-- Record set follows --

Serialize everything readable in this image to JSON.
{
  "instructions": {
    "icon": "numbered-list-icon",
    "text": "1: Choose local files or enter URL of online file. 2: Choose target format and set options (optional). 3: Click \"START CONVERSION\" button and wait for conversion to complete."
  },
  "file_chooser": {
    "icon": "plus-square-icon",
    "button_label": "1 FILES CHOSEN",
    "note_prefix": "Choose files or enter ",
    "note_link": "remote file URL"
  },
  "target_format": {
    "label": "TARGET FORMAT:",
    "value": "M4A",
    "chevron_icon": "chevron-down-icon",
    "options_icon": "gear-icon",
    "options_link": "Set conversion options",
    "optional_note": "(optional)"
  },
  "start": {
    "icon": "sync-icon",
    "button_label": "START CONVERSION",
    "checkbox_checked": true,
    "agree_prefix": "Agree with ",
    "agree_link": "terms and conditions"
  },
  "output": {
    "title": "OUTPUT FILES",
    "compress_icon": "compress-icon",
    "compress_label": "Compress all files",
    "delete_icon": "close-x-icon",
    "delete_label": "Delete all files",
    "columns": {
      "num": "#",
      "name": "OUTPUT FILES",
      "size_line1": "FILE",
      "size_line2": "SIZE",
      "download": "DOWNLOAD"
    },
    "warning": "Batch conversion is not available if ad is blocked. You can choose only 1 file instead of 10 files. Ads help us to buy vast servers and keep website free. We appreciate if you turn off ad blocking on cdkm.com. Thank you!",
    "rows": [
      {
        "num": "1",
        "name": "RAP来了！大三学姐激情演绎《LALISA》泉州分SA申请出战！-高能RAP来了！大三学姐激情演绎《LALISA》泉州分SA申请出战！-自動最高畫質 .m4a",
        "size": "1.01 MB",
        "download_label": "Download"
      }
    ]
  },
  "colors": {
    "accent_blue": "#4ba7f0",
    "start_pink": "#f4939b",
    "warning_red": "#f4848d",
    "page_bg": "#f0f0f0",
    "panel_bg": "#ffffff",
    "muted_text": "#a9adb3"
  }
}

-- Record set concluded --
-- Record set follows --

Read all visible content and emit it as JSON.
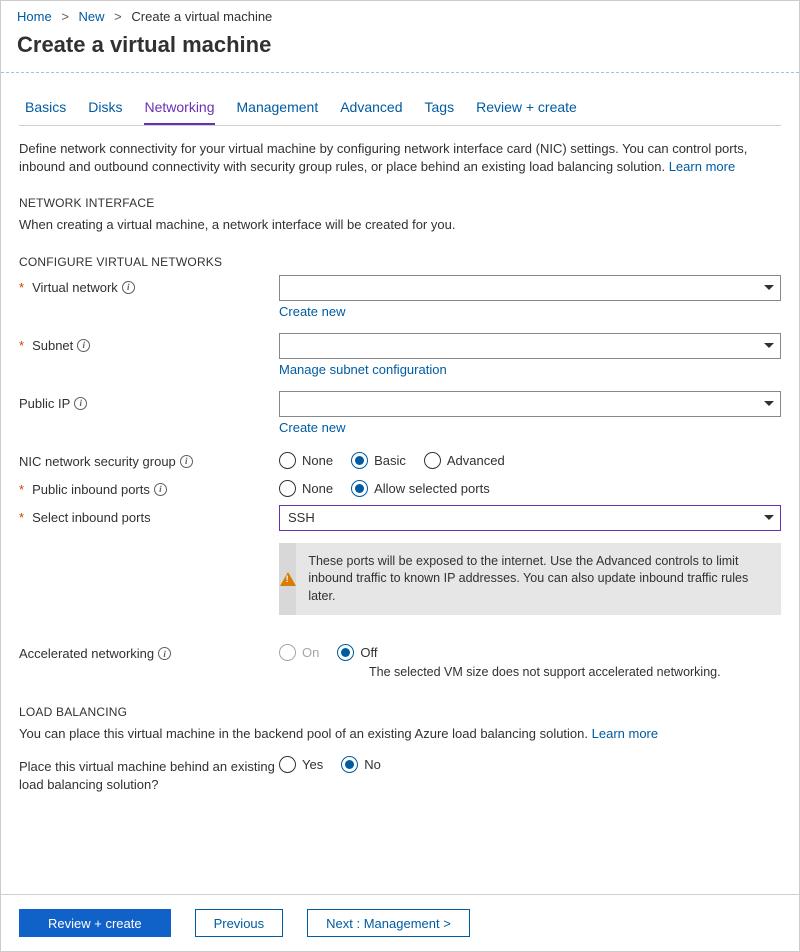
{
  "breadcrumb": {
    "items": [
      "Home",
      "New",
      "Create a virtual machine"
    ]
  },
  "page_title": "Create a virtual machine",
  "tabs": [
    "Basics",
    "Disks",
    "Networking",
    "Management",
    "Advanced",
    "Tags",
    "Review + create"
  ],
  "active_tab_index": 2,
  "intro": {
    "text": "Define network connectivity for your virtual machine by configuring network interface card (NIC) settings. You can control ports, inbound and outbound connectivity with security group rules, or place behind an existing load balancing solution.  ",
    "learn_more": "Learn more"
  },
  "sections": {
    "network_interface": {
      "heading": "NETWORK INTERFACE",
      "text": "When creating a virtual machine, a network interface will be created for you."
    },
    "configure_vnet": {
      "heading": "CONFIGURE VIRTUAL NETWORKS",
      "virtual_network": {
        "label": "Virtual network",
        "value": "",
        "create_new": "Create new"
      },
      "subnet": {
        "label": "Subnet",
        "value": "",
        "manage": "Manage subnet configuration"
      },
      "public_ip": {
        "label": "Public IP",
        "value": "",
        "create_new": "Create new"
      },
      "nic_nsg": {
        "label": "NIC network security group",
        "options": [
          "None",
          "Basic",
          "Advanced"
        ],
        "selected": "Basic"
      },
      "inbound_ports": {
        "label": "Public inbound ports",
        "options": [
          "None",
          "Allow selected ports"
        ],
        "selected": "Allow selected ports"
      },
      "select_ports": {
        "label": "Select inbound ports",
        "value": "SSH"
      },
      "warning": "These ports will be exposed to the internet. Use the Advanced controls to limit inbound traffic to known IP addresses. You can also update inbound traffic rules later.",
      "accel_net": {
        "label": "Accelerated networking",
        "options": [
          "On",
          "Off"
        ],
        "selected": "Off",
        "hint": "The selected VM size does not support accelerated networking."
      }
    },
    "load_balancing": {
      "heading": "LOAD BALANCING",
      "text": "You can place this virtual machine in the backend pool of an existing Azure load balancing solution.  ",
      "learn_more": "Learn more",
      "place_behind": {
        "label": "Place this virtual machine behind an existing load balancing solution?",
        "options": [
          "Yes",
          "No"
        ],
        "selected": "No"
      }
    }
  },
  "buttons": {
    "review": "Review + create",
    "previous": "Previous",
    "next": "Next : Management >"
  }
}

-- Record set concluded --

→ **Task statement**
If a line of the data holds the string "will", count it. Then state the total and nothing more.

→ **Exercise output**
2